#### PROVIDED DATA
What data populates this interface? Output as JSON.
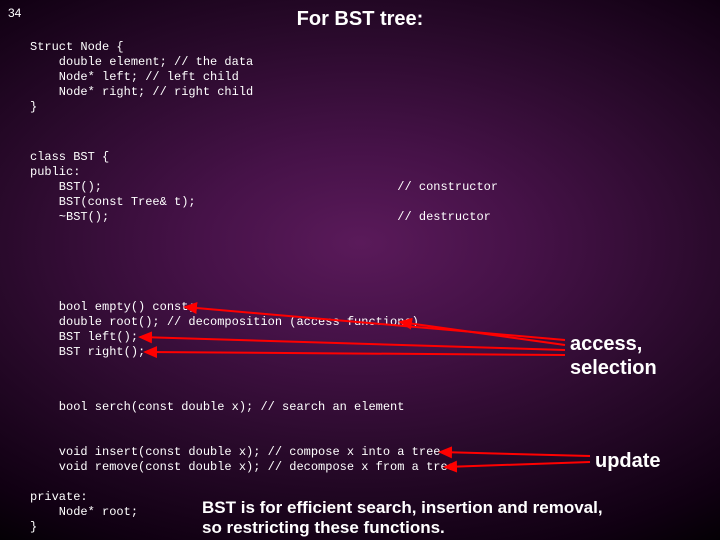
{
  "page_number": "34",
  "title": "For BST tree:",
  "struct_code": "Struct Node {\n    double element; // the data\n    Node* left; // left child\n    Node* right; // right child\n}",
  "class_head": "class BST {\npublic:\n    BST();                                         // constructor\n    BST(const Tree& t);\n    ~BST();                                        // destructor",
  "access_block": "    bool empty() const;\n    double root(); // decomposition (access functions)\n    BST left();\n    BST right();",
  "search_line": "    bool serch(const double x); // search an element",
  "update_block": "    void insert(const double x); // compose x into a tree\n    void remove(const double x); // decompose x from a tree",
  "private_block": "private:\n    Node* root;\n}",
  "annot_access": "access,\nselection",
  "annot_update": "update",
  "summary": "BST is for efficient search, insertion and removal,\nso restricting these functions.",
  "arrow_color": "#ff0000"
}
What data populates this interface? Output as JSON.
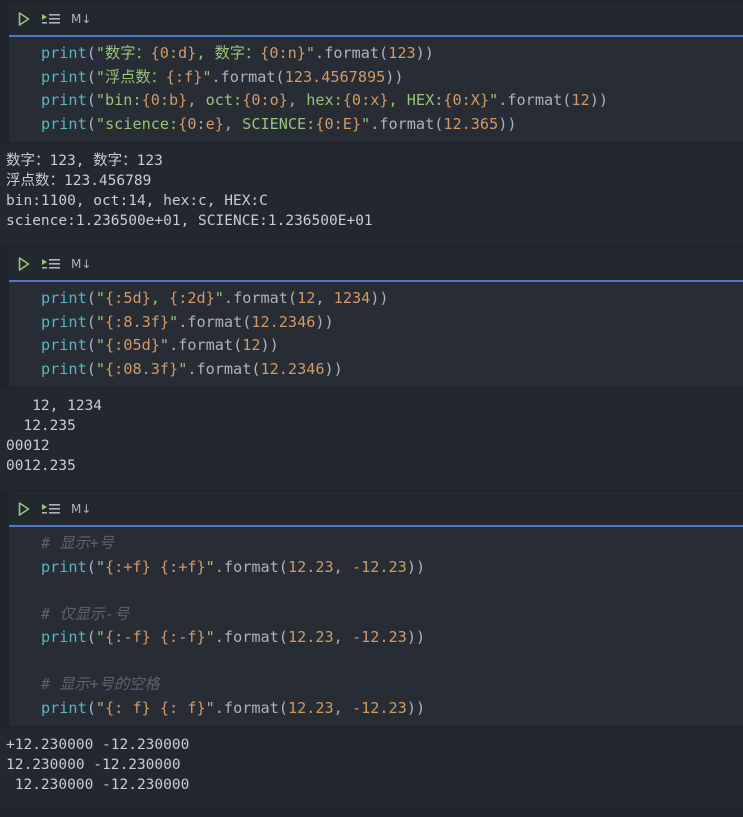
{
  "cells": [
    {
      "toolbar": {
        "markdown_label": "M↓"
      },
      "code": [
        [
          [
            "kw",
            "print"
          ],
          [
            "pl",
            "("
          ],
          [
            "st",
            "\"数字："
          ],
          [
            "fm",
            "{0:d}"
          ],
          [
            "st",
            ", 数字："
          ],
          [
            "fm",
            "{0:n}"
          ],
          [
            "st",
            "\""
          ],
          [
            "pl",
            ".format("
          ],
          [
            "nu",
            "123"
          ],
          [
            "pl",
            "))"
          ]
        ],
        [
          [
            "kw",
            "print"
          ],
          [
            "pl",
            "("
          ],
          [
            "st",
            "\"浮点数："
          ],
          [
            "fm",
            "{:f}"
          ],
          [
            "st",
            "\""
          ],
          [
            "pl",
            ".format("
          ],
          [
            "nu",
            "123.4567895"
          ],
          [
            "pl",
            "))"
          ]
        ],
        [
          [
            "kw",
            "print"
          ],
          [
            "pl",
            "("
          ],
          [
            "st",
            "\"bin:"
          ],
          [
            "fm",
            "{0:b}"
          ],
          [
            "st",
            ", oct:"
          ],
          [
            "fm",
            "{0:o}"
          ],
          [
            "st",
            ", hex:"
          ],
          [
            "fm",
            "{0:x}"
          ],
          [
            "st",
            ", HEX:"
          ],
          [
            "fm",
            "{0:X}"
          ],
          [
            "st",
            "\""
          ],
          [
            "pl",
            ".format("
          ],
          [
            "nu",
            "12"
          ],
          [
            "pl",
            "))"
          ]
        ],
        [
          [
            "kw",
            "print"
          ],
          [
            "pl",
            "("
          ],
          [
            "st",
            "\"science:"
          ],
          [
            "fm",
            "{0:e}"
          ],
          [
            "st",
            ", SCIENCE:"
          ],
          [
            "fm",
            "{0:E}"
          ],
          [
            "st",
            "\""
          ],
          [
            "pl",
            ".format("
          ],
          [
            "nu",
            "12.365"
          ],
          [
            "pl",
            "))"
          ]
        ]
      ],
      "output": [
        "数字：123, 数字：123",
        "浮点数：123.456789",
        "bin:1100, oct:14, hex:c, HEX:C",
        "science:1.236500e+01, SCIENCE:1.236500E+01"
      ]
    },
    {
      "toolbar": {
        "markdown_label": "M↓"
      },
      "code": [
        [
          [
            "kw",
            "print"
          ],
          [
            "pl",
            "("
          ],
          [
            "st",
            "\""
          ],
          [
            "fm",
            "{:5d}"
          ],
          [
            "st",
            ", "
          ],
          [
            "fm",
            "{:2d}"
          ],
          [
            "st",
            "\""
          ],
          [
            "pl",
            ".format("
          ],
          [
            "nu",
            "12"
          ],
          [
            "pl",
            ", "
          ],
          [
            "nu",
            "1234"
          ],
          [
            "pl",
            "))"
          ]
        ],
        [
          [
            "kw",
            "print"
          ],
          [
            "pl",
            "("
          ],
          [
            "st",
            "\""
          ],
          [
            "fm",
            "{:8.3f}"
          ],
          [
            "st",
            "\""
          ],
          [
            "pl",
            ".format("
          ],
          [
            "nu",
            "12.2346"
          ],
          [
            "pl",
            "))"
          ]
        ],
        [
          [
            "kw",
            "print"
          ],
          [
            "pl",
            "("
          ],
          [
            "st",
            "\""
          ],
          [
            "fm",
            "{:05d}"
          ],
          [
            "st",
            "\""
          ],
          [
            "pl",
            ".format("
          ],
          [
            "nu",
            "12"
          ],
          [
            "pl",
            "))"
          ]
        ],
        [
          [
            "kw",
            "print"
          ],
          [
            "pl",
            "("
          ],
          [
            "st",
            "\""
          ],
          [
            "fm",
            "{:08.3f}"
          ],
          [
            "st",
            "\""
          ],
          [
            "pl",
            ".format("
          ],
          [
            "nu",
            "12.2346"
          ],
          [
            "pl",
            "))"
          ]
        ]
      ],
      "output": [
        "   12, 1234",
        "  12.235",
        "00012",
        "0012.235"
      ]
    },
    {
      "toolbar": {
        "markdown_label": "M↓"
      },
      "code": [
        [
          [
            "cm",
            "# 显示+号"
          ]
        ],
        [
          [
            "kw",
            "print"
          ],
          [
            "pl",
            "("
          ],
          [
            "st",
            "\""
          ],
          [
            "fm",
            "{:+f}"
          ],
          [
            "st",
            " "
          ],
          [
            "fm",
            "{:+f}"
          ],
          [
            "st",
            "\""
          ],
          [
            "pl",
            ".format("
          ],
          [
            "nu",
            "12.23"
          ],
          [
            "pl",
            ", "
          ],
          [
            "nu",
            "-12.23"
          ],
          [
            "pl",
            "))"
          ]
        ],
        [],
        [
          [
            "cm",
            "# 仅显示-号"
          ]
        ],
        [
          [
            "kw",
            "print"
          ],
          [
            "pl",
            "("
          ],
          [
            "st",
            "\""
          ],
          [
            "fm",
            "{:-f}"
          ],
          [
            "st",
            " "
          ],
          [
            "fm",
            "{:-f}"
          ],
          [
            "st",
            "\""
          ],
          [
            "pl",
            ".format("
          ],
          [
            "nu",
            "12.23"
          ],
          [
            "pl",
            ", "
          ],
          [
            "nu",
            "-12.23"
          ],
          [
            "pl",
            "))"
          ]
        ],
        [],
        [
          [
            "cm",
            "# 显示+号的空格"
          ]
        ],
        [
          [
            "kw",
            "print"
          ],
          [
            "pl",
            "("
          ],
          [
            "st",
            "\""
          ],
          [
            "fm",
            "{: f}"
          ],
          [
            "st",
            " "
          ],
          [
            "fm",
            "{: f}"
          ],
          [
            "st",
            "\""
          ],
          [
            "pl",
            ".format("
          ],
          [
            "nu",
            "12.23"
          ],
          [
            "pl",
            ", "
          ],
          [
            "nu",
            "-12.23"
          ],
          [
            "pl",
            "))"
          ]
        ]
      ],
      "output": [
        "+12.230000 -12.230000",
        "12.230000 -12.230000",
        " 12.230000 -12.230000"
      ]
    }
  ],
  "icons": {
    "run": "run-cell-icon",
    "run_below": "execute-below-icon"
  },
  "colors": {
    "accent": "#4d78cc",
    "run_icon": "#98c379",
    "keyword": "#56b6c2",
    "string": "#98c379",
    "format_spec": "#d19a66",
    "number": "#d19a66",
    "comment": "#5c6370"
  }
}
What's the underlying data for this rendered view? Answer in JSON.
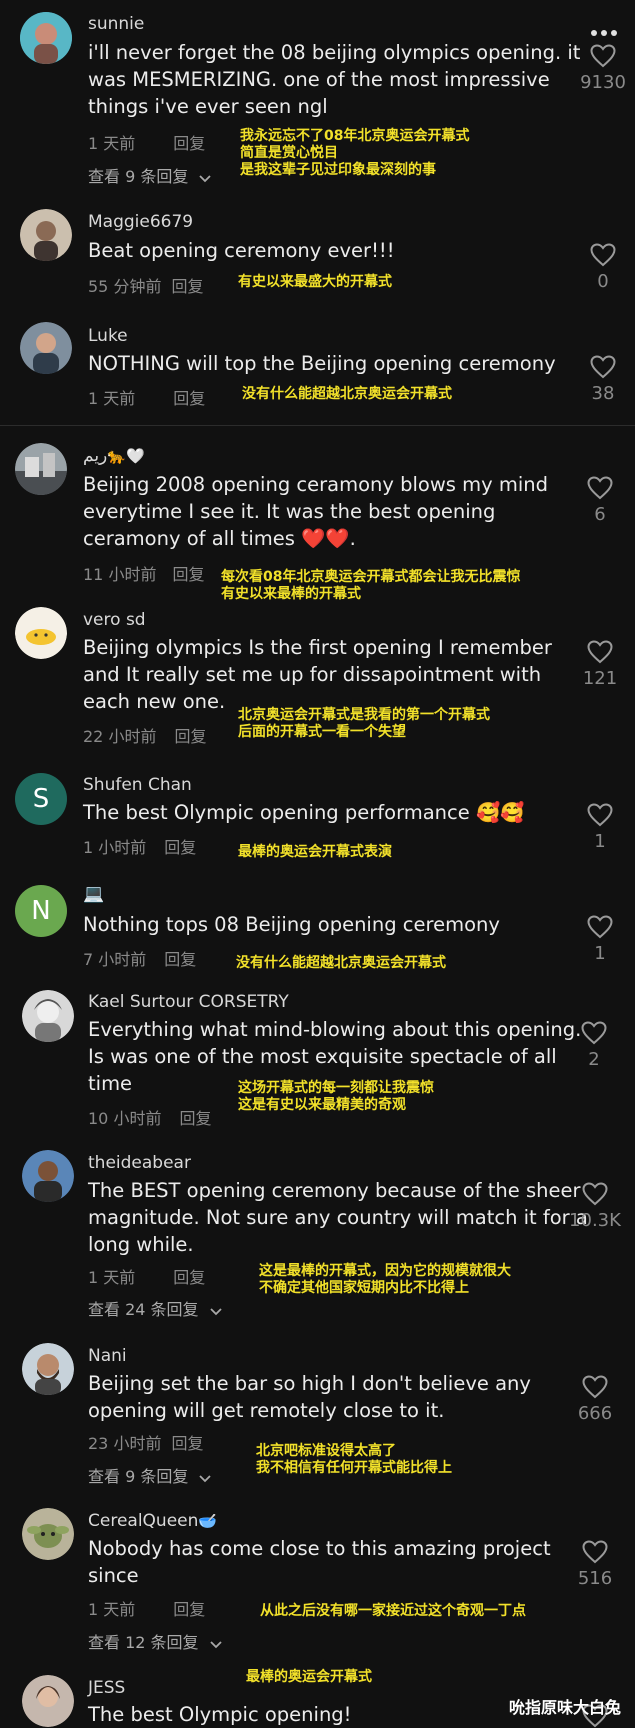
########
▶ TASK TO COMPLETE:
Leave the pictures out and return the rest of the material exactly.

▶ TASK OUTPUT:
What data populates this interface? Output as JSON.
{
  "page_number": "34",
  "title": "For BST tree:",
  "struct_code": "Struct Node {\n    double element; // the data\n    Node* left; // left child\n    Node* right; // right child\n}",
  "class_head": "class BST {\npublic:\n    BST();                                         // constructor\n    BST(const Tree& t);\n    ~BST();                                        // destructor",
  "access_block": "    bool empty() const;\n    double root(); // decomposition (access functions)\n    BST left();\n    BST right();",
  "search_line": "    bool serch(const double x); // search an element",
  "update_block": "    void insert(const double x); // compose x into a tree\n    void remove(const double x); // decompose x from a tree",
  "private_block": "private:\n    Node* root;\n}",
  "annot_access": "access,\nselection",
  "annot_update": "update",
  "summary": "BST is for efficient search, insertion and removal,\nso restricting these functions.",
  "arrow_color": "#ff0000"
}
What data populates this interface? Output as JSON.
{
  "cells": [
    {
      "toolbar": {
        "markdown_label": "M↓"
      },
      "code": [
        [
          [
            "kw",
            "print"
          ],
          [
            "pl",
            "("
          ],
          [
            "st",
            "\"数字："
          ],
          [
            "fm",
            "{0:d}"
          ],
          [
            "st",
            ", 数字："
          ],
          [
            "fm",
            "{0:n}"
          ],
          [
            "st",
            "\""
          ],
          [
            "pl",
            ".format("
          ],
          [
            "nu",
            "123"
          ],
          [
            "pl",
            "))"
          ]
        ],
        [
          [
            "kw",
            "print"
          ],
          [
            "pl",
            "("
          ],
          [
            "st",
            "\"浮点数："
          ],
          [
            "fm",
            "{:f}"
          ],
          [
            "st",
            "\""
          ],
          [
            "pl",
            ".format("
          ],
          [
            "nu",
            "123.4567895"
          ],
          [
            "pl",
            "))"
          ]
        ],
        [
          [
            "kw",
            "print"
          ],
          [
            "pl",
            "("
          ],
          [
            "st",
            "\"bin:"
          ],
          [
            "fm",
            "{0:b}"
          ],
          [
            "st",
            ", oct:"
          ],
          [
            "fm",
            "{0:o}"
          ],
          [
            "st",
            ", hex:"
          ],
          [
            "fm",
            "{0:x}"
          ],
          [
            "st",
            ", HEX:"
          ],
          [
            "fm",
            "{0:X}"
          ],
          [
            "st",
            "\""
          ],
          [
            "pl",
            ".format("
          ],
          [
            "nu",
            "12"
          ],
          [
            "pl",
            "))"
          ]
        ],
        [
          [
            "kw",
            "print"
          ],
          [
            "pl",
            "("
          ],
          [
            "st",
            "\"science:"
          ],
          [
            "fm",
            "{0:e}"
          ],
          [
            "st",
            ", SCIENCE:"
          ],
          [
            "fm",
            "{0:E}"
          ],
          [
            "st",
            "\""
          ],
          [
            "pl",
            ".format("
          ],
          [
            "nu",
            "12.365"
          ],
          [
            "pl",
            "))"
          ]
        ]
      ],
      "output": [
        "数字：123, 数字：123",
        "浮点数：123.456789",
        "bin:1100, oct:14, hex:c, HEX:C",
        "science:1.236500e+01, SCIENCE:1.236500E+01"
      ]
    },
    {
      "toolbar": {
        "markdown_label": "M↓"
      },
      "code": [
        [
          [
            "kw",
            "print"
          ],
          [
            "pl",
            "("
          ],
          [
            "st",
            "\""
          ],
          [
            "fm",
            "{:5d}"
          ],
          [
            "st",
            ", "
          ],
          [
            "fm",
            "{:2d}"
          ],
          [
            "st",
            "\""
          ],
          [
            "pl",
            ".format("
          ],
          [
            "nu",
            "12"
          ],
          [
            "pl",
            ", "
          ],
          [
            "nu",
            "1234"
          ],
          [
            "pl",
            "))"
          ]
        ],
        [
          [
            "kw",
            "print"
          ],
          [
            "pl",
            "("
          ],
          [
            "st",
            "\""
          ],
          [
            "fm",
            "{:8.3f}"
          ],
          [
            "st",
            "\""
          ],
          [
            "pl",
            ".format("
          ],
          [
            "nu",
            "12.2346"
          ],
          [
            "pl",
            "))"
          ]
        ],
        [
          [
            "kw",
            "print"
          ],
          [
            "pl",
            "("
          ],
          [
            "st",
            "\""
          ],
          [
            "fm",
            "{:05d}"
          ],
          [
            "st",
            "\""
          ],
          [
            "pl",
            ".format("
          ],
          [
            "nu",
            "12"
          ],
          [
            "pl",
            "))"
          ]
        ],
        [
          [
            "kw",
            "print"
          ],
          [
            "pl",
            "("
          ],
          [
            "st",
            "\""
          ],
          [
            "fm",
            "{:08.3f}"
          ],
          [
            "st",
            "\""
          ],
          [
            "pl",
            ".format("
          ],
          [
            "nu",
            "12.2346"
          ],
          [
            "pl",
            "))"
          ]
        ]
      ],
      "output": [
        "   12, 1234",
        "  12.235",
        "00012",
        "0012.235"
      ]
    },
    {
      "toolbar": {
        "markdown_label": "M↓"
      },
      "code": [
        [
          [
            "cm",
            "# 显示+号"
          ]
        ],
        [
          [
            "kw",
            "print"
          ],
          [
            "pl",
            "("
          ],
          [
            "st",
            "\""
          ],
          [
            "fm",
            "{:+f}"
          ],
          [
            "st",
            " "
          ],
          [
            "fm",
            "{:+f}"
          ],
          [
            "st",
            "\""
          ],
          [
            "pl",
            ".format("
          ],
          [
            "nu",
            "12.23"
          ],
          [
            "pl",
            ", "
          ],
          [
            "nu",
            "-12.23"
          ],
          [
            "pl",
            "))"
          ]
        ],
        [],
        [
          [
            "cm",
            "# 仅显示-号"
          ]
        ],
        [
          [
            "kw",
            "print"
          ],
          [
            "pl",
            "("
          ],
          [
            "st",
            "\""
          ],
          [
            "fm",
            "{:-f}"
          ],
          [
            "st",
            " "
          ],
          [
            "fm",
            "{:-f}"
          ],
          [
            "st",
            "\""
          ],
          [
            "pl",
            ".format("
          ],
          [
            "nu",
            "12.23"
          ],
          [
            "pl",
            ", "
          ],
          [
            "nu",
            "-12.23"
          ],
          [
            "pl",
            "))"
          ]
        ],
        [],
        [
          [
            "cm",
            "# 显示+号的空格"
          ]
        ],
        [
          [
            "kw",
            "print"
          ],
          [
            "pl",
            "("
          ],
          [
            "st",
            "\""
          ],
          [
            "fm",
            "{: f}"
          ],
          [
            "st",
            " "
          ],
          [
            "fm",
            "{: f}"
          ],
          [
            "st",
            "\""
          ],
          [
            "pl",
            ".format("
          ],
          [
            "nu",
            "12.23"
          ],
          [
            "pl",
            ", "
          ],
          [
            "nu",
            "-12.23"
          ],
          [
            "pl",
            "))"
          ]
        ]
      ],
      "output": [
        "+12.230000 -12.230000",
        "12.230000 -12.230000",
        " 12.230000 -12.230000"
      ]
    }
  ],
  "icons": {
    "run": "run-cell-icon",
    "run_below": "execute-below-icon"
  },
  "colors": {
    "accent": "#4d78cc",
    "run_icon": "#98c379",
    "keyword": "#56b6c2",
    "string": "#98c379",
    "format_spec": "#d19a66",
    "number": "#d19a66",
    "comment": "#5c6370"
  }
}
What's the underlying data for this rendered view? Answer in JSON.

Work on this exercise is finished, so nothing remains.